ERS-1 is a research satellite that was launched back in 1991. Its mass is 2400 kg, and the main task in a sun-synchronous orbit with an altitude of 758 km was to survey the Earth. During its operation, the satellite sent more than 1.5 million photographs and helped make several important scientific discoveries. In particular, it was he who helped discover the subglacial Lake Vostok in Antarctica. On March 10, 2000, the onboard attitude control system failed, after which ERS-1 continues to move in Earth orbit.
Now it is difficult to even approximately estimate how much it will cost to de-orbit such large objects. Nevertheless, ESA believes that the time for active action has already come. If in the near future countries with space programs do not begin to clean up after themselves, then in a couple of years it will become simply impossible to fly into space.
TAMU Space Sweeper
Jonathan Missel, a designer and scientist at the University of Texas, and his colleagues proposed their own way of cleaning near-earth space. The project was named TAMU Space Sweeper, and the developed satellite-cleaner - Sling-Sat. According to Missel, the project is designed to remove space debris from orbit as inexpensively as possible.
The uniqueness of the project is that the satellite will be reusable. Like the Swiss CleanSpace One, it will not have to go into the atmosphere with the garbage and burn there. A special manipulator arm will allow you to catch objects and change their trajectory so that they are sent to burn into the atmosphere, while the Sling-Sat itself will continue to hunt for new garbage. Another unique feature is that the satellite will receive most of its energy from debris, which will make it possible to do without bulky power sources, and, therefore, significantly reduce the cost of launching Sling-Sat from Earth.
The project looks very attractive. But so far there is no exact information about its cost and terms of practical implementation.
Russian view of the problem
The Russian rocket and space corporation Energia is developing its own solution for cleaning near space. At the same time, the project being created will allow not only cleaning the orbit of trash, but also repairing faulty spacecraft. And the approach proposed by Russian specialists is not at all similar to all those presented earlier.
For the project of the space cleaner Energia is developing a special manned spacecraft. The crew of the spacecraft will consist of two cosmonauts, and the maximum flight duration will be about two weeks. During the flight, the repair ship will be able to approach problematic meteorological satellites and Earth remote sensing devices, inspect them, and also carry out repairs. The equipment is expected to make it possible to replace satellite units, refuel them, repair solar panels, and even move satellites to other orbits.
For the repair, special robotic manipulators will be used, the positioning accuracy of which will not be inferior to human hands. In difficult situations, cosmonauts will carry out space walks for repairs. Well, and in the case when the repair is impractical, the ship will allow you to send a satellite to Earth, where it will burn up in the atmosphere.

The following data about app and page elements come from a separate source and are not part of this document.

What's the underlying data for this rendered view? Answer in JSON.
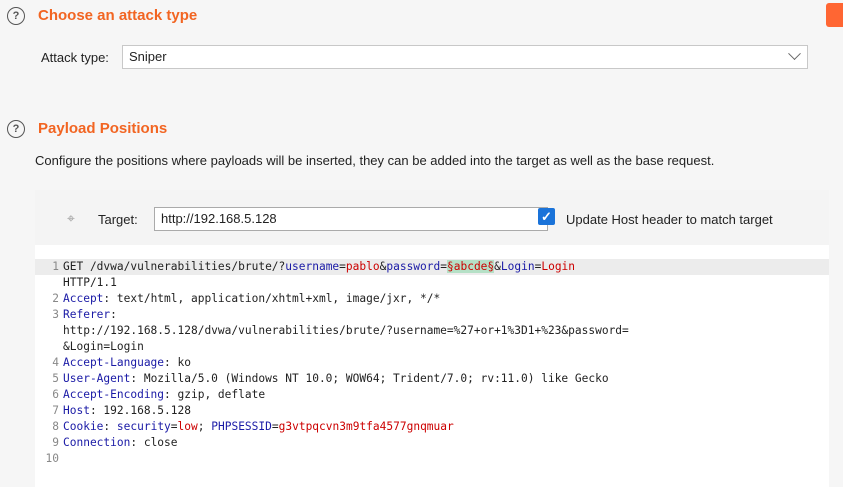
{
  "attack_section": {
    "help_icon": "?",
    "title": "Choose an attack type",
    "attack_type_label": "Attack type:",
    "attack_type_value": "Sniper"
  },
  "payload_section": {
    "help_icon": "?",
    "title": "Payload Positions",
    "description": "Configure the positions where payloads will be inserted, they can be added into the target as well as the base request.",
    "target_label": "Target:",
    "target_value": "http://192.168.5.128",
    "update_host_checked": true,
    "update_host_label": "Update Host header to match target"
  },
  "request": {
    "line1": {
      "num": "1",
      "method_path": "GET /dvwa/vulnerabilities/brute/?",
      "p1k": "username",
      "eq1": "=",
      "p1v": "pablo",
      "amp1": "&",
      "p2k": "password",
      "eq2": "=",
      "p2v": "§abcde§",
      "amp2": "&",
      "p3k": "Login",
      "eq3": "=",
      "p3v": "Login",
      "cont": "HTTP/1.1"
    },
    "line2": {
      "num": "2",
      "k": "Accept",
      "v": ": text/html, application/xhtml+xml, image/jxr, */*"
    },
    "line3": {
      "num": "3",
      "k": "Referer",
      "v": ":",
      "cont1": "http://192.168.5.128/dvwa/vulnerabilities/brute/?username=%27+or+1%3D1+%23&password=",
      "cont2": "&Login=Login"
    },
    "line4": {
      "num": "4",
      "k": "Accept-Language",
      "v": ": ko"
    },
    "line5": {
      "num": "5",
      "k": "User-Agent",
      "v": ": Mozilla/5.0 (Windows NT 10.0; WOW64; Trident/7.0; rv:11.0) like Gecko"
    },
    "line6": {
      "num": "6",
      "k": "Accept-Encoding",
      "v": ": gzip, deflate"
    },
    "line7": {
      "num": "7",
      "k": "Host",
      "v": ": 192.168.5.128"
    },
    "line8": {
      "num": "8",
      "k": "Cookie",
      "sep": ": ",
      "c1k": "security",
      "c1eq": "=",
      "c1v": "low",
      "c1sep": "; ",
      "c2k": "PHPSESSID",
      "c2eq": "=",
      "c2v": "g3vtpqcvn3m9tfa4577gnqmuar"
    },
    "line9": {
      "num": "9",
      "k": "Connection",
      "v": ": close"
    },
    "line10": {
      "num": "10"
    }
  },
  "colors": {
    "accent": "#f26522",
    "checkbox": "#1a73d9",
    "param_key": "#1a1aa6",
    "param_value": "#cc0000",
    "payload_marker_bg": "#b5e0c6"
  },
  "icons": {
    "help": "question-circle-icon",
    "target": "crosshair-icon",
    "dropdown": "chevron-down-icon"
  }
}
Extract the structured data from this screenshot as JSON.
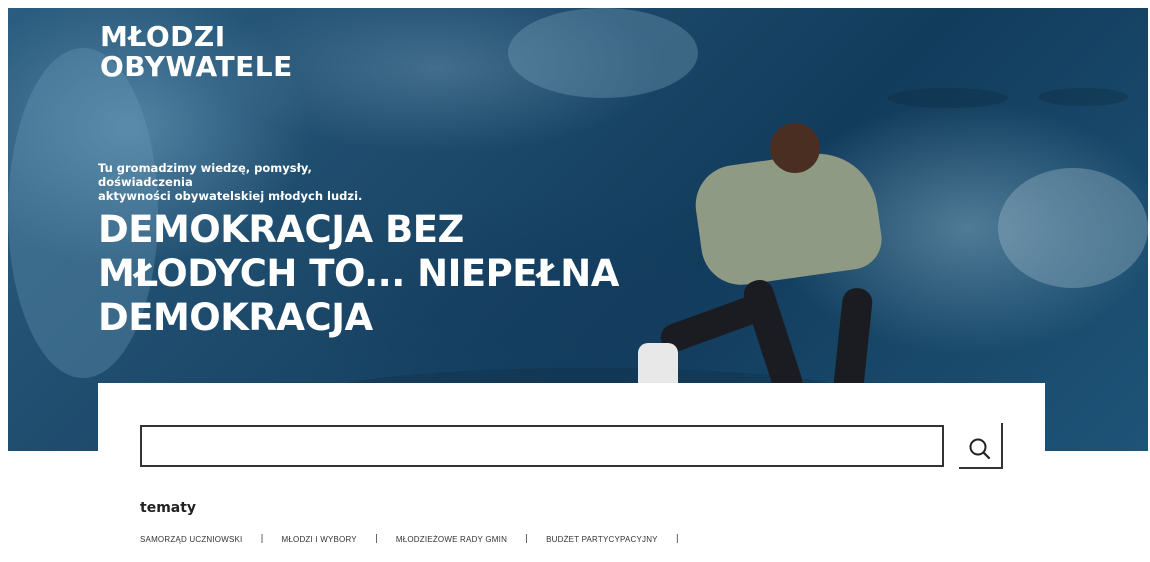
{
  "hero": {
    "logo_line1": "MŁODZI",
    "logo_line2": "OBYWATELE",
    "tagline_line1": "Tu gromadzimy wiedzę, pomysły, doświadczenia",
    "tagline_line2": "aktywności obywatelskiej młodych ludzi.",
    "headline_line1": "DEMOKRACJA BEZ",
    "headline_line2": "MŁODYCH TO... NIEPEŁNA",
    "headline_line3": "DEMOKRACJA"
  },
  "search": {
    "value": "",
    "placeholder": "",
    "button_icon": "search-icon"
  },
  "topics": {
    "title": "tematy",
    "items": [
      {
        "label": "SAMORZĄD UCZNIOWSKI"
      },
      {
        "label": "MŁODZI I WYBORY"
      },
      {
        "label": "MŁODZIEŻOWE RADY GMIN"
      },
      {
        "label": "BUDŻET PARTYCYPACYJNY"
      }
    ],
    "separator": "|"
  },
  "colors": {
    "hero_blue": "#1d4a6b",
    "text_light": "#ffffff",
    "border_dark": "#333333"
  }
}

According to the head of Energia, Vitaly Lopota, in the future it will be possible to provide services for the removal of inoperative satellites from orbit on a commercial basis, and this should be very profitable.Initially, testing will take place in unmanned mode. The first manned flight is scheduled for 2018.